#### [REQUIRED ACTION]
Among the lines of the data, copy those that hold "icon".

#### [DATASET EXTRACT]
■ ■ ■
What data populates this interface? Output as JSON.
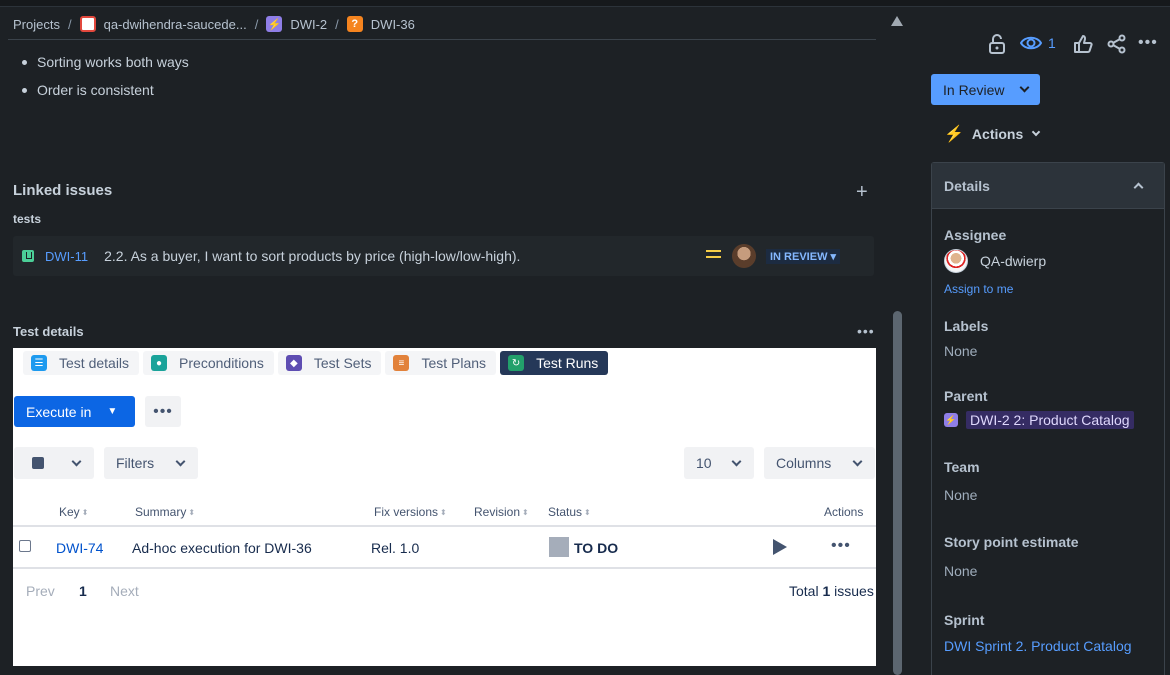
{
  "breadcrumb": {
    "projects": "Projects",
    "project": "qa-dwihendra-saucede...",
    "epic": "DWI-2",
    "issue": "DWI-36"
  },
  "description_bullets": [
    "Sorting works both ways",
    "Order is consistent"
  ],
  "linked_issues": {
    "title": "Linked issues",
    "relation": "tests",
    "item": {
      "key": "DWI-11",
      "summary": "2.2. As a buyer, I want to sort products by price (high-low/low-high).",
      "status": "IN REVIEW"
    }
  },
  "test_details": {
    "title": "Test details",
    "tabs": [
      "Test details",
      "Preconditions",
      "Test Sets",
      "Test Plans",
      "Test Runs"
    ],
    "active_tab": "Test Runs",
    "execute_label": "Execute in",
    "filters_label": "Filters",
    "page_size": "10",
    "columns_label": "Columns",
    "headers": {
      "key": "Key",
      "summary": "Summary",
      "fix_versions": "Fix versions",
      "revision": "Revision",
      "status": "Status",
      "actions": "Actions"
    },
    "rows": [
      {
        "key": "DWI-74",
        "summary": "Ad-hoc execution for DWI-36",
        "fix_version": "Rel. 1.0",
        "status": "TO DO"
      }
    ],
    "pager": {
      "prev": "Prev",
      "page": "1",
      "next": "Next"
    },
    "total": {
      "prefix": "Total",
      "count": "1",
      "suffix": "issues"
    }
  },
  "sidebar": {
    "watch_count": "1",
    "status_button": "In Review",
    "actions_label": "Actions",
    "details_title": "Details",
    "assignee_label": "Assignee",
    "assignee": "QA-dwierp",
    "assign_to_me": "Assign to me",
    "labels_label": "Labels",
    "labels_value": "None",
    "parent_label": "Parent",
    "parent_value": "DWI-2 2: Product Catalog",
    "team_label": "Team",
    "team_value": "None",
    "story_points_label": "Story point estimate",
    "story_points_value": "None",
    "sprint_label": "Sprint",
    "sprint_value": "DWI Sprint 2. Product Catalog"
  },
  "colors": {
    "background": "#1d2125",
    "accent": "#579dff",
    "primary_button": "#0c66e4",
    "epic": "#8f7ee7",
    "story": "#4bce97",
    "priority_medium": "#f5cd47"
  }
}
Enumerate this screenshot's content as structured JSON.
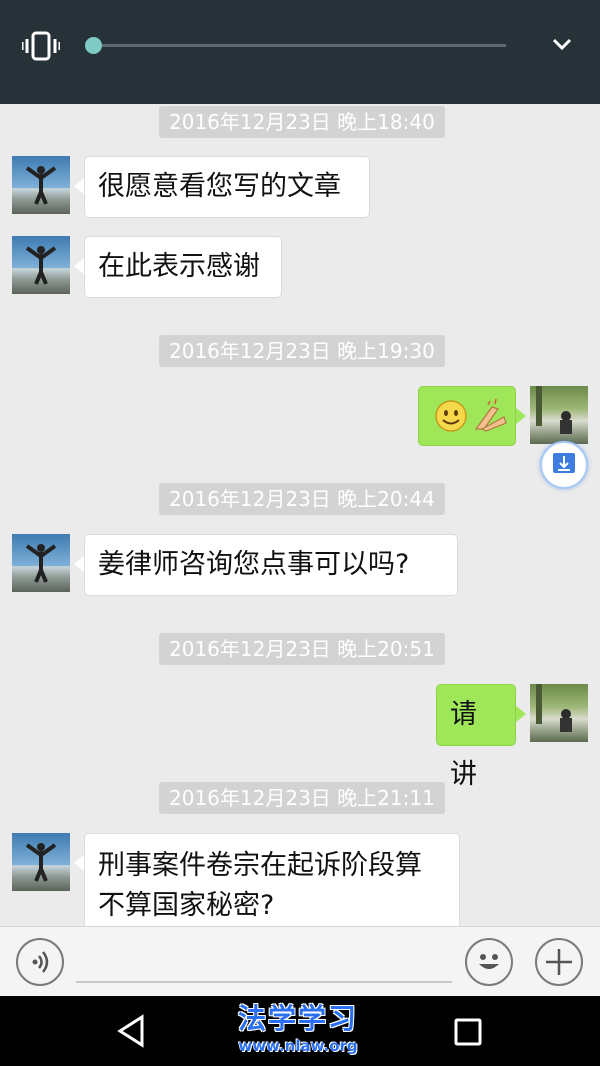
{
  "volume": {
    "mode_icon": "vibrate-icon",
    "expand_icon": "chevron-down-icon"
  },
  "messages": [
    {
      "type": "time",
      "text": "2016年12月23日 晚上18:40"
    },
    {
      "type": "in",
      "text": "很愿意看您写的文章"
    },
    {
      "type": "in",
      "text": "在此表示感谢"
    },
    {
      "type": "time",
      "text": "2016年12月23日 晚上19:30"
    },
    {
      "type": "out",
      "text": "",
      "emoji": [
        "smile-emoji",
        "clap-hands-emoji"
      ]
    },
    {
      "type": "time",
      "text": "2016年12月23日 晚上20:44"
    },
    {
      "type": "in",
      "text": "姜律师咨询您点事可以吗?"
    },
    {
      "type": "time",
      "text": "2016年12月23日 晚上20:51"
    },
    {
      "type": "out",
      "text": "请讲"
    },
    {
      "type": "time",
      "text": "2016年12月23日 晚上21:11"
    },
    {
      "type": "in",
      "text_line1": "刑事案件卷宗在起诉阶段算",
      "text_line2": "不算国家秘密?"
    }
  ],
  "input": {
    "voice_icon": "voice-icon",
    "emoji_icon": "emoji-icon",
    "add_icon": "plus-icon",
    "value": ""
  },
  "watermark": {
    "title": "法学学习",
    "url": "www.nlaw.org"
  },
  "nav": {
    "back_icon": "back-icon",
    "recents_icon": "recents-icon"
  }
}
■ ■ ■
#### [RESPONSE AREA]
    "mode_icon": "vibrate-icon",
    "expand_icon": "chevron-down-icon"
    "voice_icon": "voice-icon",
    "emoji_icon": "emoji-icon",
    "add_icon": "plus-icon",
    "back_icon": "back-icon",
    "recents_icon": "recents-icon"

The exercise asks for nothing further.